**Action item:** Filter the entries down to the lines containing "icon", and copy those lines.

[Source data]
◆ ◆ ◆ ◆
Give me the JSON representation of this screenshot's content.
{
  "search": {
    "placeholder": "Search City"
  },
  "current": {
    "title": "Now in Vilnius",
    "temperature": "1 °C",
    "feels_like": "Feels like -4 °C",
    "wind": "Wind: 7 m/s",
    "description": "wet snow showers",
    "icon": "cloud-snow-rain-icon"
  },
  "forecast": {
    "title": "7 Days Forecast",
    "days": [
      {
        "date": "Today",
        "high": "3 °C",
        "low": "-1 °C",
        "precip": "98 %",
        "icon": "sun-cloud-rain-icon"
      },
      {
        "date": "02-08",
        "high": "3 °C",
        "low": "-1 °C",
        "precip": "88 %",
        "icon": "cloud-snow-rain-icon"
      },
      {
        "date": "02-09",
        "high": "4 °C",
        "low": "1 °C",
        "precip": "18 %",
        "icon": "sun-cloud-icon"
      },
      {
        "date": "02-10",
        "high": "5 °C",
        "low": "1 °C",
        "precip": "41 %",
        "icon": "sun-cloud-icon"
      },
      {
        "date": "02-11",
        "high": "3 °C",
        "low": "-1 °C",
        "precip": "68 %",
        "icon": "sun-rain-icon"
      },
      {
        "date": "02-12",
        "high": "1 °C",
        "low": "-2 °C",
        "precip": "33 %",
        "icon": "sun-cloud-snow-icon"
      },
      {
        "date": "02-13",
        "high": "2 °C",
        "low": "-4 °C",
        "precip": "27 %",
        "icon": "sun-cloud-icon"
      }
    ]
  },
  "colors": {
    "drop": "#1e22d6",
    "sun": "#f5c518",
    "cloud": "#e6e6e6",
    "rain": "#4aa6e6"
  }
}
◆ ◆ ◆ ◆
**Solution for this task:**
    "icon": "cloud-snow-rain-icon"
        "icon": "sun-cloud-rain-icon"
        "icon": "cloud-snow-rain-icon"
        "icon": "sun-cloud-icon"
        "icon": "sun-cloud-icon"
        "icon": "sun-rain-icon"
        "icon": "sun-cloud-snow-icon"
        "icon": "sun-cloud-icon"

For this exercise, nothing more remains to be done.